Although toilet paper appears to be at the forefront of many people's minds, we are here to help you shop for groceries during a pandemic!
First of all, it is normal for your lifestyle to be different during this uncertain time. Be gentle with yourself if you have less energy, more anxiety, are exercising less, and/or are turning to food for comfort!
The BC CDC recommends physical distancing, frequent hand washing, and avoiding touching your face as the top ways to prevent the spread of COVID-19. However eating healthy, being physically active, getting adequate rest, and managing your stress are all important to maintaining a healthy immune system!
Grocery shopping currently presents additional challenges - stores are out of stock of many items and you want to limit trips to the store to #StopTheSpread. Here are some strategies to help you grocery shop during these uncertain times!
1. Plan Ahead: Figure out what meals and snacks you’ll have during the week to ensure you get everything that you need, so you don't have to return frequently. This is also your chance to learn some new skills or recipes. Try downloading an app, watching some cooking videos, or dusting off that old cookbook your mom got you for inspiration and recipes!
Be flexible! Supermarkets are doing their best to keep shelves restocked, but you may have to be ready to make alternative choices. Try to come up with 2-3 extra meal or snack ideas in case you need to make substitutions at the store.

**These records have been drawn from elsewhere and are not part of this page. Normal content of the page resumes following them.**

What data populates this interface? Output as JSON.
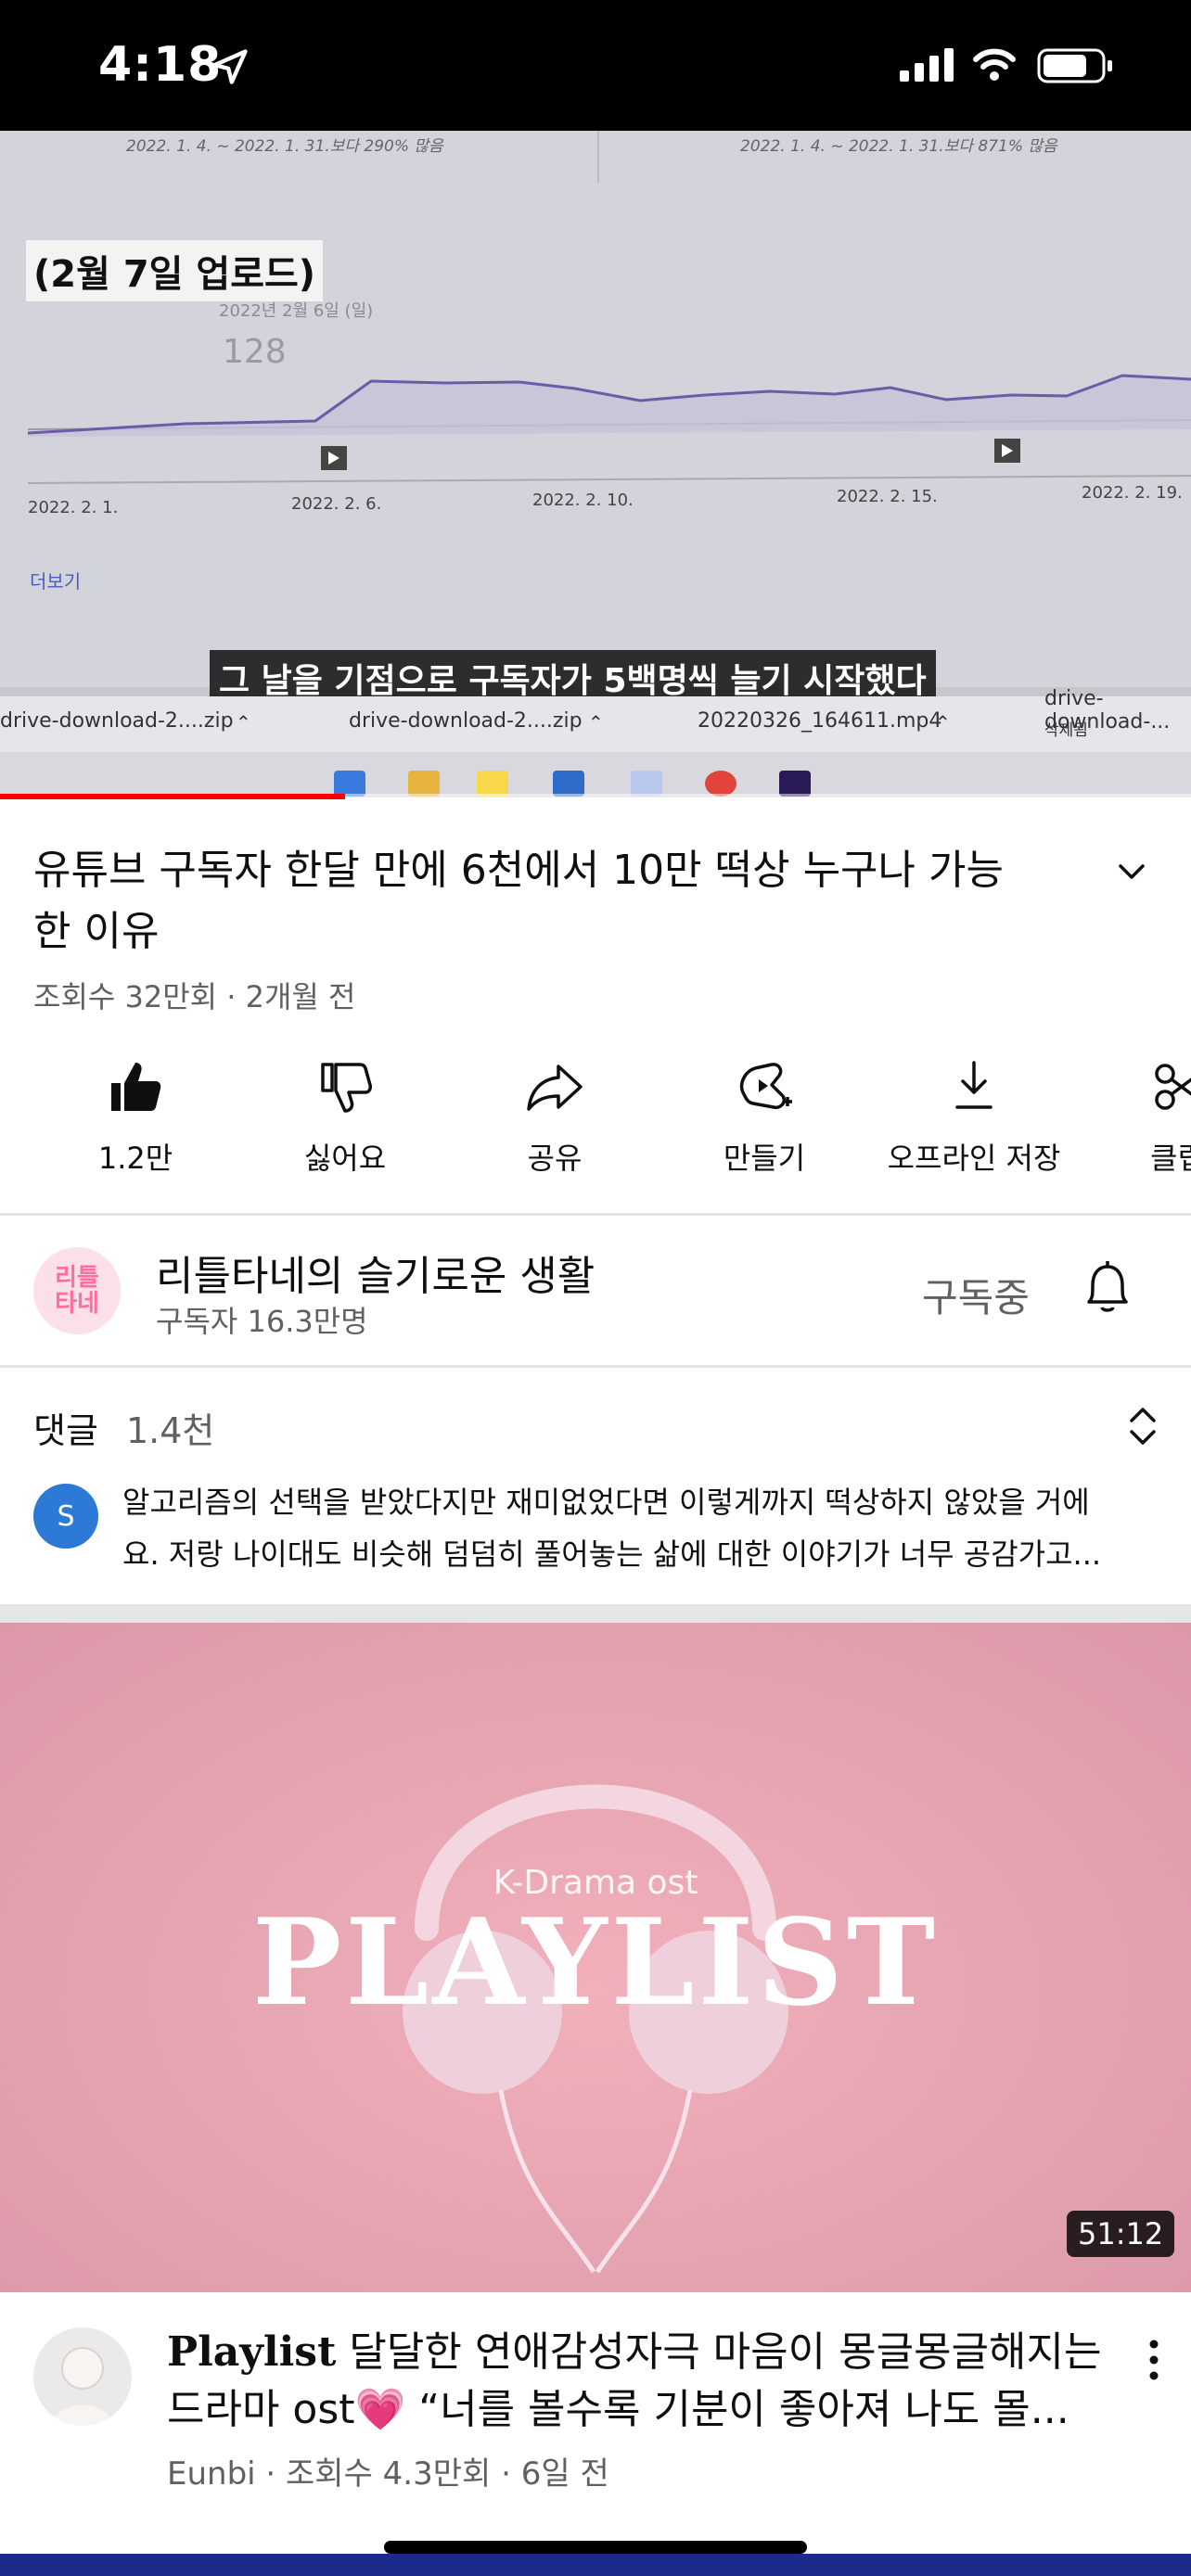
{
  "status_bar": {
    "time": "4:18"
  },
  "player": {
    "upload_tag": "(2월 7일 업로드)",
    "top_notes": [
      "2022. 1. 4. ~ 2022. 1. 31.보다 290% 많음",
      "2022. 1. 4. ~ 2022. 1. 31.보다 871% 많음"
    ],
    "tooltip_date": "2022년 2월 6일 (일)",
    "tooltip_value": "128",
    "x_ticks": [
      "2022. 2. 1.",
      "2022. 2. 6.",
      "2022. 2. 10.",
      "2022. 2. 15.",
      "2022. 2. 19."
    ],
    "more_label": "더보기",
    "caption": "그 날을 기점으로 구독자가 5백명씩 늘기 시작했다",
    "downloads": [
      "drive-download-2....zip",
      "drive-download-2....zip",
      "20220326_164611.mp4",
      "drive-download-..."
    ],
    "download_sub": "삭제됨",
    "progress": 0.29
  },
  "video": {
    "title": "유튜브 구독자 한달 만에 6천에서 10만 떡상 누구나 가능한 이유",
    "meta": "조회수 32만회 · 2개월 전"
  },
  "actions": [
    {
      "icon": "like-icon",
      "label": "1.2만"
    },
    {
      "icon": "dislike-icon",
      "label": "싫어요"
    },
    {
      "icon": "share-icon",
      "label": "공유"
    },
    {
      "icon": "remix-icon",
      "label": "만들기"
    },
    {
      "icon": "download-icon",
      "label": "오프라인 저장"
    },
    {
      "icon": "clip-icon",
      "label": "클립"
    }
  ],
  "channel": {
    "avatar_text": [
      "리틀",
      "타네"
    ],
    "name": "리틀타네의 슬기로운 생활",
    "subs": "구독자 16.3만명",
    "subscribe_label": "구독중"
  },
  "comments": {
    "title": "댓글",
    "count": "1.4천",
    "first_avatar": "S",
    "first_line1": "알고리즘의 선택을 받았다지만 재미없었다면 이렇게까지 떡상하지 않았을 거에",
    "first_line2": "요. 저랑 나이대도 비슷해 덤덤히 풀어놓는 삶에 대한 이야기가 너무 공감가고..."
  },
  "recommended": {
    "thumb_small": "K-Drama ost",
    "thumb_big": "PLAYLIST",
    "duration": "51:12",
    "title_bold": "Playlist",
    "title_rest1": " 달달한 연애감성자극 마음이 몽글몽글해지는",
    "title_line2": "드라마 ost💗 “너를 볼수록 기분이 좋아져 나도 몰...",
    "meta": "Eunbi · 조회수 4.3만회 · 6일 전"
  },
  "colors": {
    "accent_red": "#ff0000",
    "text_primary": "#0f0f0f",
    "text_secondary": "#606060"
  }
}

Try to plan for easy, satisfying meals that use basic ingredients. For example, pasta with lentils, tomato sauce, and loaded with extra vegetables (try frozen peas/carrots, bell peppers, mushrooms, onions!).
Make use of your freezer - batch cook soups, stews, curries, sauces, etc. and store in your freezer for up to 3-4 months!
Check out all of the delicious recipes on our website, by clicking here!
2. Make a list: This can help you make sure you get everything you need for your meal plan, help with budgeting, and make your time in the grocery store more efficient. Arrange your list by grouping foods/items together by where they are in the store (e.g. list all fruits/vegetables together, do the same with bread, dairy products, etc.)
The app and website epicurious is very helpful for tip 1 and 2. You can download it on your phone and check out some recipes for whatever you need and create a shopping list that you can check off - everything you need in one place! Making it easy.
If you’re running low on food, myrecipes.com can help you build a meal! Just input what you have hanging around and see what pops up!
3. Think long term: While there is no food shortage and we can trust our supply chain to replenish supermarkets, consider buying foods that will keep for a longer time to minimize trips to the grocery store to once a week or less.
Frozen and canned vegetables and fruit are just as healthy and nutritious as fresh, plus they will keep for longer. Frozen fruits and vegetables work well for smoothies and soups!
Choose produce with a long shelf life - for example: kale, onions, potatoes, squash, apples, beets, cabbage, carrots, celeriac, garlic, radishes, and rutabaga.
Make use of your freezer to keep items for longer, such as bread.
Dry foods such as nuts/seeds, grains (e.g. oats, quinoa, rice, barley), legumes (beans, peas, lentils), dried pasta, and flour can be stored for months in airtight containers in your pantry.
4. Protect yourself and others: Try to wash your hands with soap and water (or alcohol-based hand rub) before and after visiting the grocery store. As much as possible, try to keep 2 metres away from other people both inside and outside the grocery store. You may also want to ensure you are laundering your reusable grocery bags, wiping down counter tops with soap and water, washing/drying produce, and hand washing before/after touching food and packaging at home.
Click here to read the BC CDC's tips for food safety for COVID-19.
If you are in a vulnerable, high risk group and need help getting groceries - try these options:
Make use of stores 'specialty hours' (some stores are opening earlier for seniors or staying open later for healthcare staff)
Ask a family member, friend, or neighbour for help - we are all in this together!
Try ordering your groceries online to have them delivered (Narcity has compiled a list of Vancouver-based grocery stores that offer delivery)
Make use of the volunteer-run Shop By Phone Grocery Program, click here for contact information for your area
Use meal delivery services, such as Meals on Wheels or Better Meals (although there are many more services available in Vancouver!)
Post contributed to by Tamara Smallwood.